Montana capped state employee health plan payments for inpatient and outpatient hospital services at 234% of Medicare rates and Oregon has a cap on state employee health plan payments for inpatient and outpatient services at 200% of Medicare rates for in-network services and 185% for out-of-network services.

Dafny noted that caps have downsides, including possibly impacting a hospital’s ability to retain staff with higher salaries and limiting hospitals from recruiting top talent.  

“Something that I've also heard,” Dafny said, “is that if we're capped but other states don't cap, then we're not going to be able to attract the same kinds of physicians because we won't be able to afford the same kinds of technology or salaries.”

Using private equity to solve diversity problems in health care

Adaeze Enekwechi, operating partner at Welsh, Carson, Anderson and Stowe, provided a presentation on the health care industry from a private equity perspective. In her view, hospitals need to do a better job of providing accessible treatment to people to address the “innate inequities” in the country’s health care system. Venture capital and private equity investment in technology in health care will help solve this problem, she said.

“We are not going to brick-and-mortar our way through that problem,” Enekwechi said. “…One of the reasons for this relentless investment at the venture capital level and at the private equity level is that tech transformation is at the core of what needs to happen in health care for us to realize better outcomes.” 

Enekwechi also discussed increased investment to better understand how social standing can influence health. On a positive note, she mentioned there is a lot of interest in women’s health, with topics spanning a broad age range including fertility care, puberty and menopausal care and behavioral health.

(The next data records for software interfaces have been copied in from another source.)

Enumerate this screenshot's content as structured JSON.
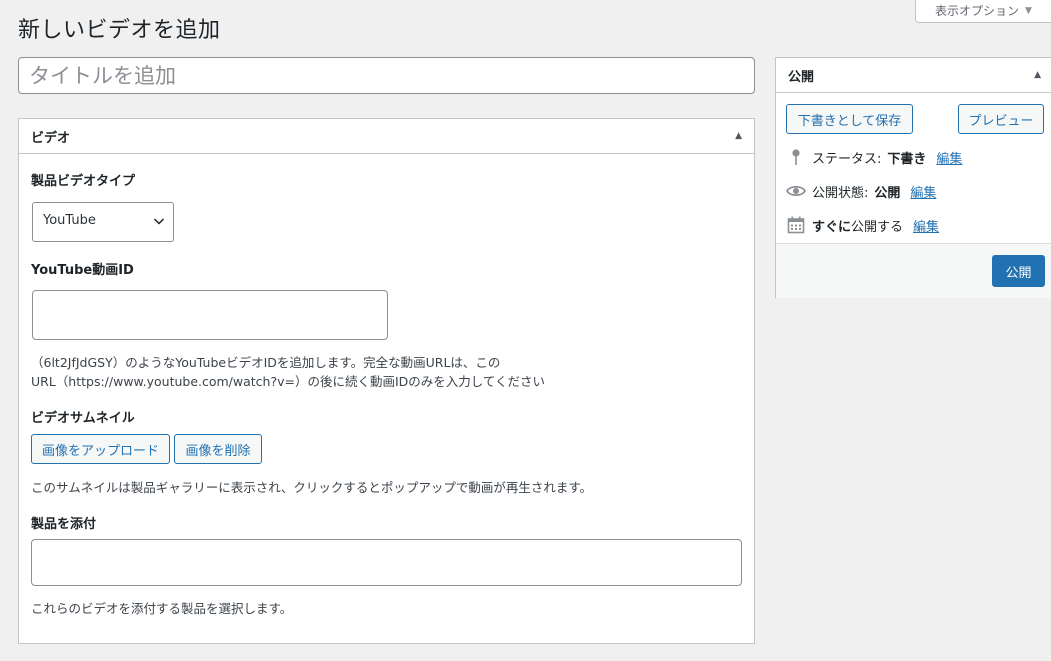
{
  "screen_options": {
    "label": "表示オプション"
  },
  "page_title": "新しいビデオを追加",
  "title_field": {
    "placeholder": "タイトルを追加",
    "value": ""
  },
  "video_box": {
    "title": "ビデオ",
    "type_label": "製品ビデオタイプ",
    "type_selected": "YouTube",
    "id_label": "YouTube動画ID",
    "id_value": "",
    "id_desc_line1": "（6lt2JfJdGSY）のようなYouTubeビデオIDを追加します。完全な動画URLは、この",
    "id_desc_line2": "URL（https://www.youtube.com/watch?v=）の後に続く動画IDのみを入力してください",
    "thumb_label": "ビデオサムネイル",
    "upload_button": "画像をアップロード",
    "remove_button": "画像を削除",
    "thumb_desc": "このサムネイルは製品ギャラリーに表示され、クリックするとポップアップで動画が再生されます。",
    "attach_label": "製品を添付",
    "attach_value": "",
    "attach_desc": "これらのビデオを添付する製品を選択します。"
  },
  "publish_box": {
    "title": "公開",
    "save_draft": "下書きとして保存",
    "preview": "プレビュー",
    "status_label": "ステータス:",
    "status_value": "下書き",
    "visibility_label": "公開状態:",
    "visibility_value": "公開",
    "schedule_bold": "すぐに",
    "schedule_text": "公開する",
    "edit_link": "編集",
    "publish_button": "公開"
  },
  "icons": {
    "status": "pin-icon",
    "visibility": "eye-icon",
    "schedule": "calendar-icon",
    "select": "chevron-down-icon",
    "toggle": "triangle-up-icon"
  },
  "colors": {
    "accent": "#2271b1",
    "background": "#f0f0f1"
  }
}
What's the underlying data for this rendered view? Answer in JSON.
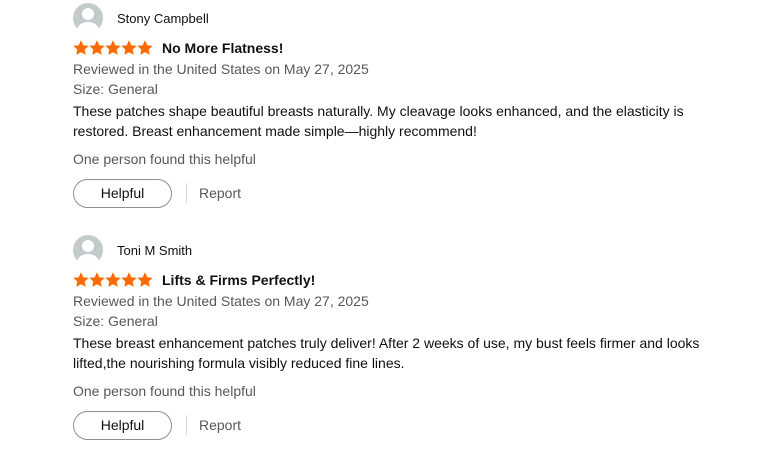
{
  "colors": {
    "star": "#ff6a00",
    "secondary_text": "#565959",
    "primary_text": "#0f1111",
    "button_border": "#8d9096"
  },
  "reviews": [
    {
      "profile_name": "Stony Campbell",
      "avatar_icon": "default-user-avatar-icon",
      "rating": 5,
      "title": "No More Flatness!",
      "date": "Reviewed in the United States on May 27, 2025",
      "size": "Size: General",
      "body": "These patches shape beautiful breasts naturally. My cleavage looks enhanced, and the elasticity is restored. Breast enhancement made simple—highly recommend!",
      "helpful_count": "One person found this helpful",
      "helpful_label": "Helpful",
      "report_label": "Report"
    },
    {
      "profile_name": "Toni M Smith",
      "avatar_icon": "default-user-avatar-icon",
      "rating": 5,
      "title": "Lifts & Firms Perfectly!",
      "date": "Reviewed in the United States on May 27, 2025",
      "size": "Size: General",
      "body": "These breast enhancement patches truly deliver! After 2 weeks of use, my bust feels firmer and looks lifted,the nourishing formula visibly reduced fine lines.",
      "helpful_count": "One person found this helpful",
      "helpful_label": "Helpful",
      "report_label": "Report"
    }
  ]
}
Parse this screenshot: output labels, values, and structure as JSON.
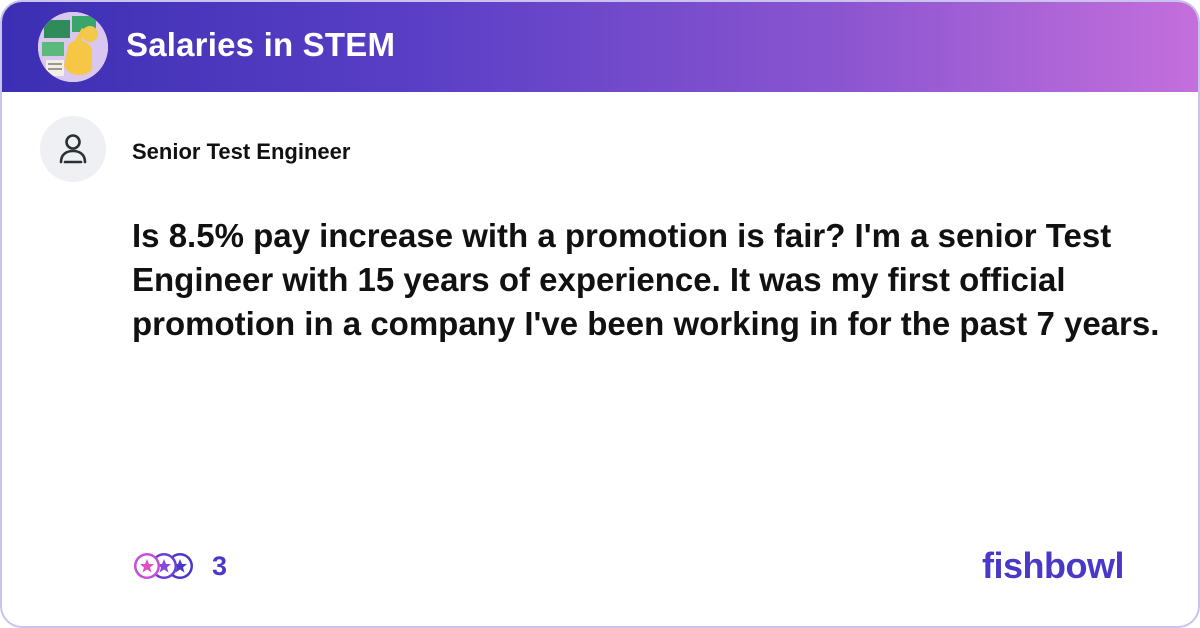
{
  "header": {
    "bowl_name": "Salaries in STEM",
    "bowl_icon": "bowl-avatar-icon"
  },
  "post": {
    "author_title": "Senior Test Engineer",
    "author_icon": "person-icon",
    "text": "Is 8.5% pay increase with a promotion is fair? I'm a senior Test Engineer with 15 years of experience. It was my first official promotion in a company I've been working in for the past 7 years."
  },
  "footer": {
    "reaction_count": "3",
    "reaction_icons": [
      "heart-star-icon",
      "star-icon",
      "star-icon"
    ],
    "brand": "fishbowl"
  },
  "colors": {
    "header_gradient_start": "#3c2fb3",
    "header_gradient_end": "#c46fdc",
    "brand": "#4a39c9",
    "text": "#111111"
  }
}
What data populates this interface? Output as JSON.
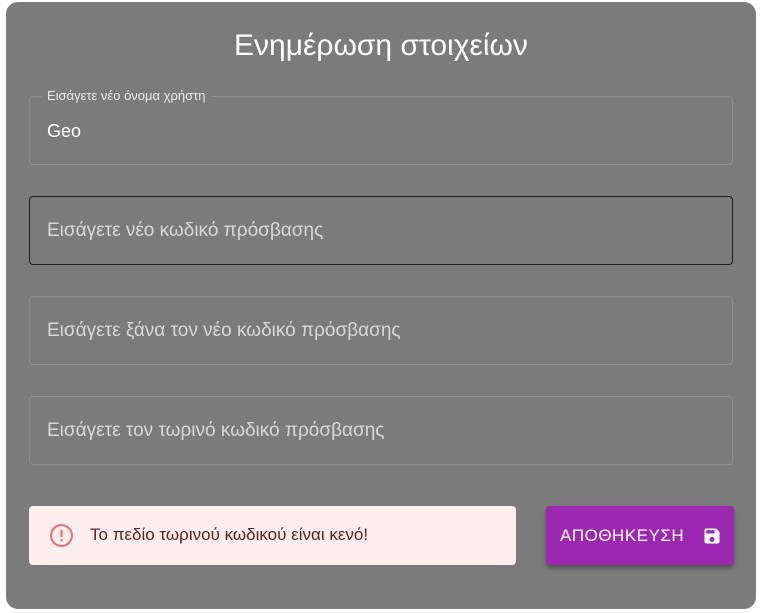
{
  "dialog": {
    "title": "Ενημέρωση στοιχείων"
  },
  "fields": {
    "username": {
      "label": "Εισάγετε νέο όνομα χρήστη",
      "value": "Geo"
    },
    "new_password": {
      "placeholder": "Εισάγετε νέο κωδικό πρόσβασης"
    },
    "confirm_password": {
      "placeholder": "Εισάγετε ξάνα τον νέο κωδικό πρόσβασης"
    },
    "current_password": {
      "placeholder": "Εισάγετε τον τωρινό κωδικό πρόσβασης"
    }
  },
  "alert": {
    "icon": "error-outline-icon",
    "message": "Το πεδίο τωρινού κωδικού είναι κενό!",
    "color": "#d32f2f"
  },
  "actions": {
    "save_label": "ΑΠΟΘΗΚΕΥΣΗ",
    "save_icon": "save-icon",
    "accent": "#9c27b0"
  }
}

“For an area that had been long ignored—51% of the population, go figure—there's a lot of interesting stuff going on there,” she said.